|Clare County Library||
|The Memoirs of Keighley Edward Graham 1904-1974|
Ne oublie: Never Forget
The Graham Family motto, Ne oublie, means “Never forget”. This is particularly apt in the context of the life and Memoirs of Keighley Edward Graham. Having embarked for Australia in 1927, he never forgot his roots nor the family and friends he had left behind in England, and they too him, and, in the final year of his life, he saw the need to provide some legacy for his grandchildren in the diary entries he recorded between 31 March and 17 August 1974. The latter perhaps borne out of an acute sense of mortality, but a mortality no lesser man nor woman would try to disguise when writing to reminisce at the end of their life.
I never really knew my grandfather. I was barely five when he died but I have some vague recollection of visits to Algate Farm in Mount Helena, approximately 50 kilometres east of Perth, Western Australia. Nevertheless, I grew up with stories passed on by my mother, Elizabeth, from her father, Keighley, which told of the allure and romanticism of Castle Crine, the Butlers, Colonel John Higgin Graham, Aunt Beatrice and the tragedy of “Our Camelot”, beautifully created, never really owned, by the Grahams that is, yet tragically destroyed.
To this day, a melancholy resides in many of our hearts not to mention that of the people of Sixmilebridge, County Clare, Ireland, like Patrick “Paddy” Moloney who believed Castle Crine should never have been demolished. However, it was the decision of Zoe Butler-Henderson, the eldest daughter of Lady Clarina, Sophia Mary Butler, who would eventually sell Castle Crine Estate to the Land Commission after gaining substantial profit from the felling of its nearby timber and the removal of its lead roof tiles. That said, this was early in a decade, the 1950s, when Britain had just emerged, battered and bruised, from six years of total war, and its landed gentry, though somewhat cushioned by the economic blows of World War Two, came to realise the real cost of “Old World” Estates in a new post-war era.
Yet with every tragedy, there is renewal. For my family, it is our relationship with our cousins in England, Ri (Rosemary), Patrick and John, and their children, Tessa, Sarah, Leah, Hannah and Rebecca, and our friends in Sixmilebridge, in particular Neil Keogh and his wife, Annette, to whom my grandfather would be eternally grateful and whose friendship my family will forever treasure.
Neil Keogh, in the Australian jargon, is a larrikin. He can be a bit rowdy when he has one hand on a Guinness and the other, at times, on a cigarette, but what Irishman or Australian isn’t. Yet, he has a heart of gold and it has been through his efforts, almost single-handedly, that the dilapidated Entrance or Gate Lodge, the old Coach House, Stables and the man-made pond, known as Swan Lake, have been restored. He is a credit to his community, his family and ancestors, many of whom worked at Castle Crine before it was demolished.

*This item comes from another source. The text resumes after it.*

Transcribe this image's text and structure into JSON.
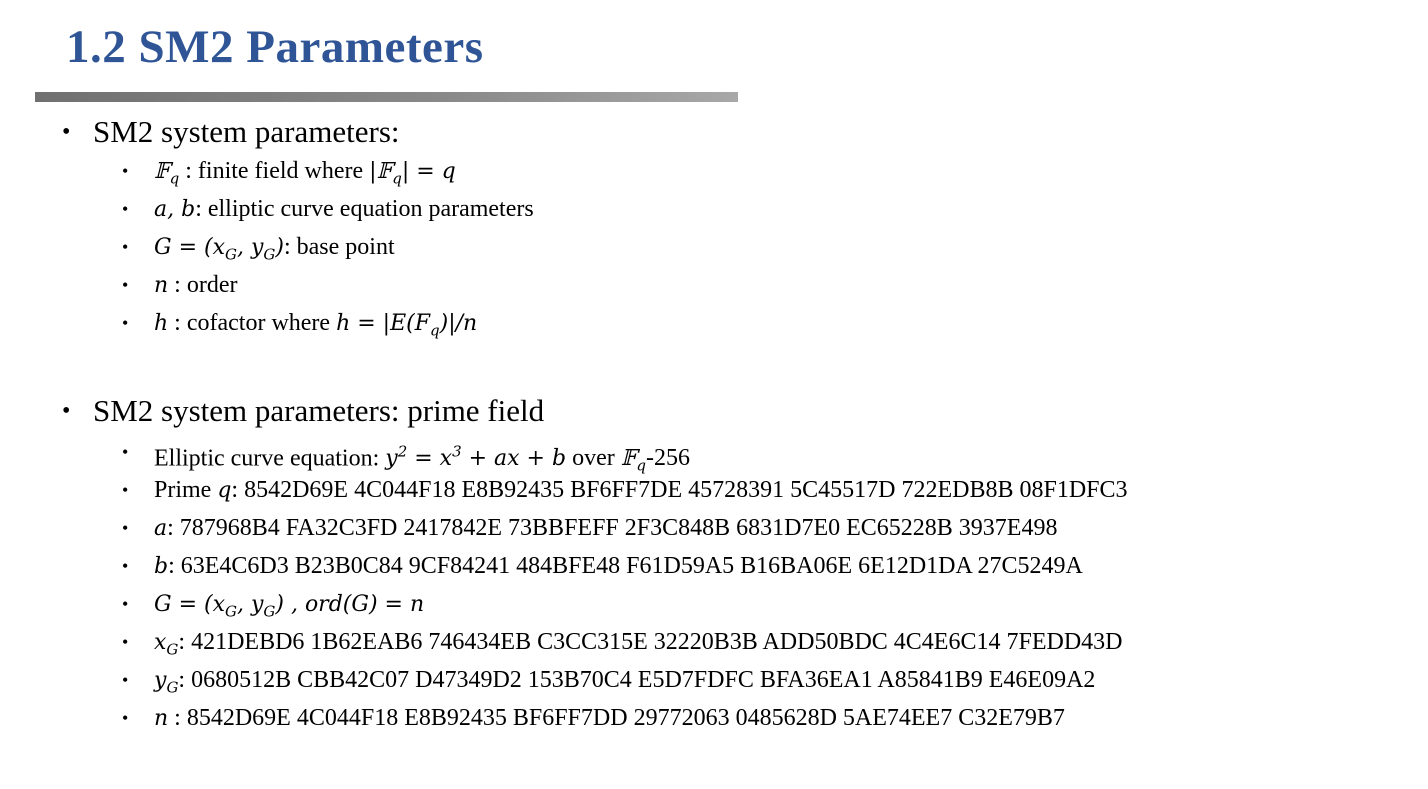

The English often say that Australians have an obsession with Gallipoli. The same could be said, to a lesser degree, of the Graham Family and Castle Crine. It is primarily this reason why the Grieve Family history (that of my grandmother, Nancy) is often overshadowed by that of the Graham Family in Western Australia. Nevertheless, there is great pride in our maternal Scottish heritage.
When editing any historical work, it seldom speaks for itself. What I have endeavoured to do with my Grandfather’s diary or memoirs is to weave a more visual and encompassing picture of the Graham Family and Keighley’s life within it by including various textual and pictorial sources throughout which inform of a wider story or history. This process has been punctuated by time and my need to explore the Graham Family history in England, Ireland and Canada. To this end, I must acknowledge the following:
My mother, Elizabeth Clennett (formerly Miocevich nee Graham), who inspired my love of history and all things Graham.
Neil Keogh, for keeping the spirit of Castle Crine alive for all to see.
Ri (Rosemary) Barnes (nee Graham), for her generosity of heart in sharing her recollections of Castle Crine and the Graham Family and for initiating a meeting with my Great Aunt, Trixie Graham, in 1998, which would lead to four years of correspondence before her passing in 2002.
My first cousins (once removed), Patrick and John Graham, for always making our family welcome in the “Old Dart”.
Jean and Mike Morris, who were dear friends of my Great Aunt, Trixie Graham, in good times and bad, and who my wife, Megan, and I visited in 2003.